 (pä′lə-vē′, -hlə-) also Peh·le·vi (pā′-)
1. A writing system derived from the Aramaic alphabet used to write Middle Persian, Parthian, and other Middle Iranian languages.
2. See Middle Persian.

[Persian pahlavī, from Pahlav, Parthia, from Old Persian Parthava-.]


 (pä′lə-vē′, -hlə)
n. pl. pah·la·vis
A gold coin formerly used in Iran.

[Persian pahlawī, after Reza Shah Pahlavi (1878-1944), Shah of Iran.]


1. (Biography) Mohammed Reza (ˈriːzə). 1919–80, shah of Iran (1941–79); forced into exile (1979) during civil unrest following which an Islamic republic was established led by the Ayatollah Khomeini
2. (Biography) his father, Reza. 1877–1944, shah of Iran (1925–41). Originally an army officer, he gained power by a coup d'état (1921) and was chosen shah by the National Assembly. He reorganized the army and did much to modernize Iran

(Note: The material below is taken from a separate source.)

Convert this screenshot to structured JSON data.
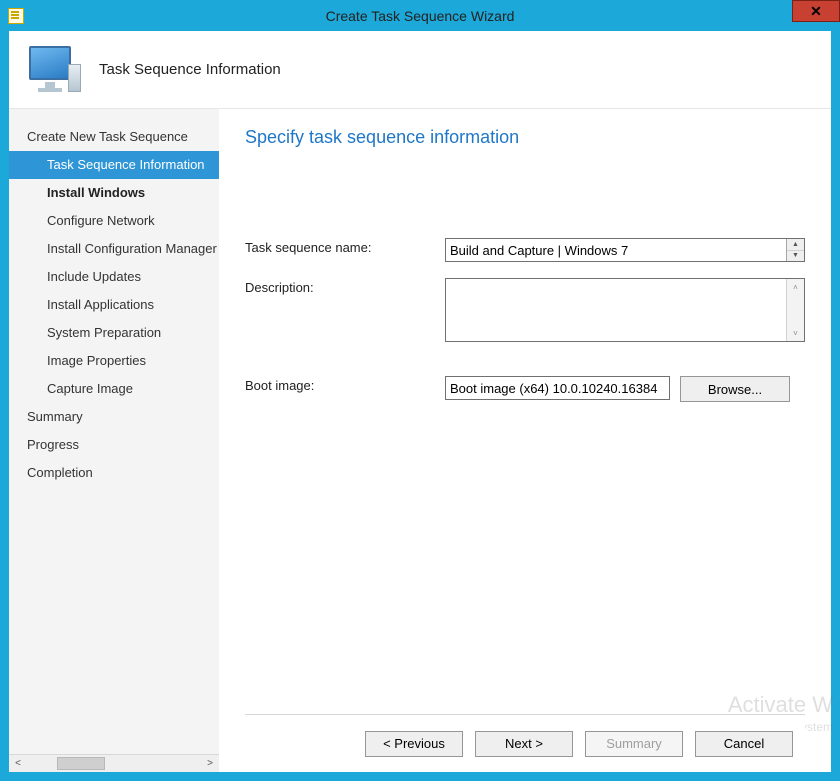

(ˈpɑːləvɪ) or


(Languages) the Middle Persian language, esp as used in classical Zoroastrian and Manichean literature
[C18: from Persian pahlavī, from Old Persian Parthava Parthia]


(ˈpɑ ləˌvi)

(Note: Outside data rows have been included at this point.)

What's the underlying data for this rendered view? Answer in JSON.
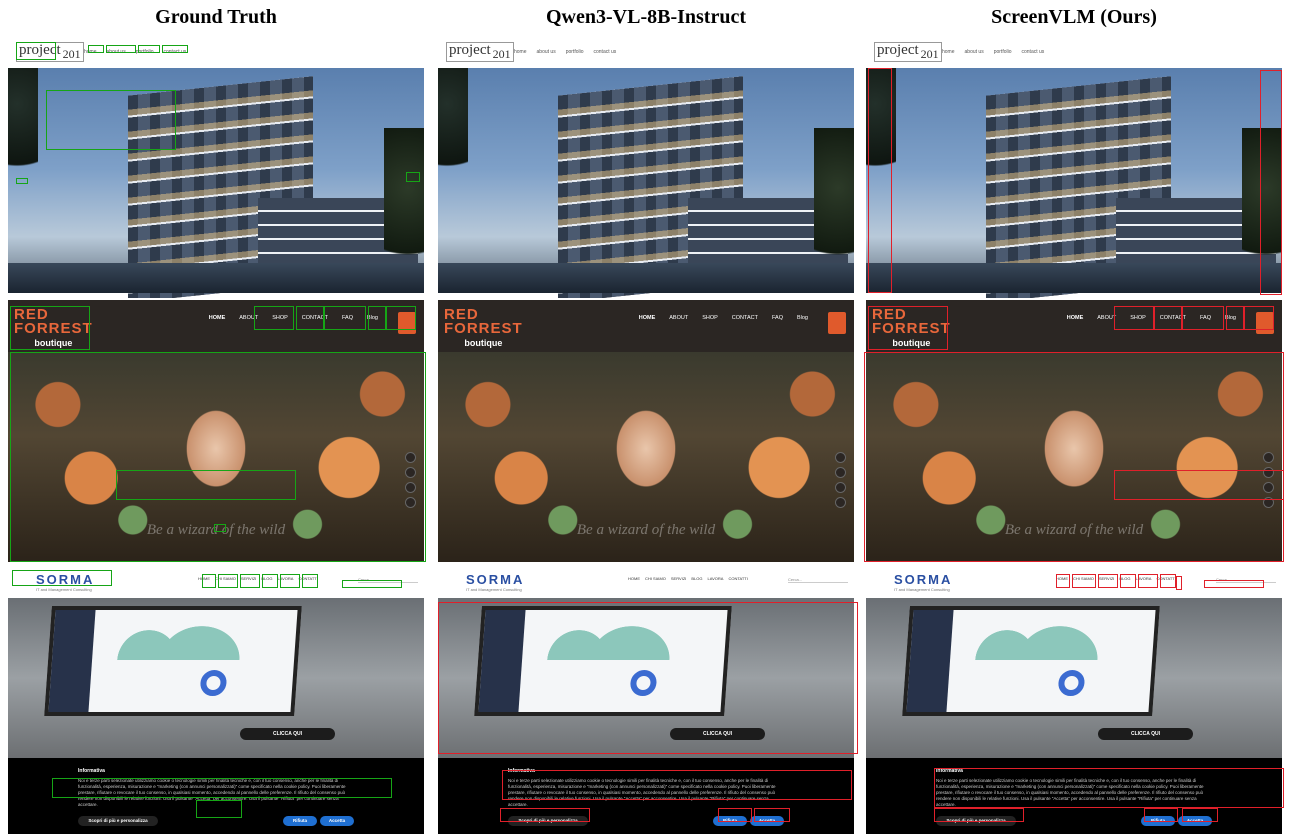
{
  "headers": [
    "Ground Truth",
    "Qwen3-VL-8B-Instruct",
    "ScreenVLM (Ours)"
  ],
  "project": {
    "logo": "project",
    "year": "201",
    "nav": [
      "home",
      "about us",
      "portfolio",
      "contact us"
    ]
  },
  "redforrest": {
    "logo_line1": "RED",
    "logo_line2": "FORREST",
    "logo_line3": "boutique",
    "menu": [
      "HOME",
      "ABOUT",
      "SHOP",
      "CONTACT",
      "FAQ",
      "Blog"
    ],
    "quote": "Be a wizard of the wild"
  },
  "sorma": {
    "logo": "SORMA",
    "logo_sub": "IT and Management Consulting",
    "menu": [
      "HOME",
      "CHI SIAMO",
      "SERVIZI",
      "BLOG",
      "LAVORA",
      "CONTATTI"
    ],
    "search_placeholder": "Cerca...",
    "cta": "CLICCA QUI",
    "cookie_title": "Informativa",
    "cookie_text": "Noi e terze parti selezionate utilizziamo cookie o tecnologie simili per finalità tecniche e, con il tuo consenso, anche per le finalità di funzionalità, esperienza, misurazione e “marketing (con annunci personalizzati)” come specificato nella cookie policy. Puoi liberamente prestare, rifiutare o revocare il tuo consenso, in qualsiasi momento, accedendo al pannello delle preferenze. Il rifiuto del consenso può rendere non disponibili le relative funzioni. Usa il pulsante “Accetta” per acconsentire. Usa il pulsante “Rifiuta” per continuare senza accettare.",
    "btn_more": "Scopri di più e personalizza",
    "btn_reject": "Rifiuta",
    "btn_accept": "Accetta"
  },
  "colors": {
    "ground_truth_box": "#16a516",
    "prediction_box": "#e0202a",
    "redforrest_accent": "#e8673b",
    "sorma_blue": "#2a4fa2",
    "cookie_button": "#1f6fd1"
  }
}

n., pl. -vis.
1. Muhammad Re•za (ˈrɛz ɑ) 1919–80, shah of Iran 1941–79.
2. his father, Reza Shah, 1877–1944, shah of Iran 1925–41.
3. (l.c.) a former gold coin of Iran.


(ˈpɑ ləˌvi)

b. a form of Middle Persian used in Zoroastrian literature of the 3rd to 10th centuries.
2. the script used in writing Middle Persian.
[1765–75; < Persian Pahlavī Parthian]
ThesaurusAntonymsRelated WordsSynonymsLegend:
Noun1.Pahlavi - Shah of Iran who was deposed in 1979 by Islamic fundamentalists (1919-1980)Pahlavi - Shah of Iran who was deposed in 1979 by Islamic fundamentalists (1919-1980)
2.Pahlavi - the Iranian language of the Zoroastrian literature of the 3rd to 10th centuries
Iranian language, Iranian - the modern Persian language spoken in Iran
Parthian - the Iranian language spoken in the Parthian kingdom (250 BC to AD 226)
3.Pahlavi - the script (derived from the Aramaic alphabet) used to write the Pahlavi language
script - a particular orthography or writing system
References in periodicals archive ?
Revolutionaries in Iran would later portray the Pahlavis as Western lackeys.
Iran Scholars between "the Pahlavis," Nasser, and Sadat
State ansd Society in Iran:The Eclipse of Qajar and Emergence of Pahlavis, New York: I.
Iran established a national army only recently, under the Pahlavis.
The Hapsburgs, Romanovs and Pahlavis are gone but the House of Saud survives.
Imam Ruhullah Khomeini created a Ja'fari theocracy in Iran after toppling the monarchy of the secularised Pahlavis in early 1979, while the Kemalists in Turkey kept nurturing their military establishment until the latter staged a coup d'etat in 1980 and imposed a more determinedly secular constitution.
Besides this error there are others in the spelling of wilaya, watan and also factual ones which belie a lack of knowledge of Islam and an anti-Islamic stance given her origins in an "Iranian elite family" which can mean she has sympathies toward the Pahlavis and Iranian monarchical rule and this may obfuscate her view of MENA (Middle East and North Africa) region countries that are culturally Islamic with an Islamic constitution or elements to their constitutions such as in Iran, Algeria and Morocco.
It was much later in the second half of the twentieth century and as a reaction to Westernisation reforms of the Pahlavis (1920-1979), when a strand of intellectual thought attempted to indigenise philosophies of government based on local (Shia) Islamic discourse.
In this reappraisal of Iran's modern history, Ervand Abrahamian traces its traumatic journey across the 20th century, through the discovery of oil, imperial interventions, the rule of the Pahlavis, the revolution and the birth of the Islamic Republic.
But my honest opinion is the Pahlavis, father and son, have a good chance and my guess is they will make it.
The Shah was ousted and the Ayatollah Khomeini and his band of radical mullahs replaced the Pahlavis and adopted a violent anti-American ("Great Satan") and anti-Israeli ("Little Satan") agenda.
A well-argued, lucidly narrated and meticulously researched work, this volume mainly focuses on the development of the Shi'i ceremonies under three successive authoritarian regimes: Qajars, Pahlavis, and the Islamic Republic.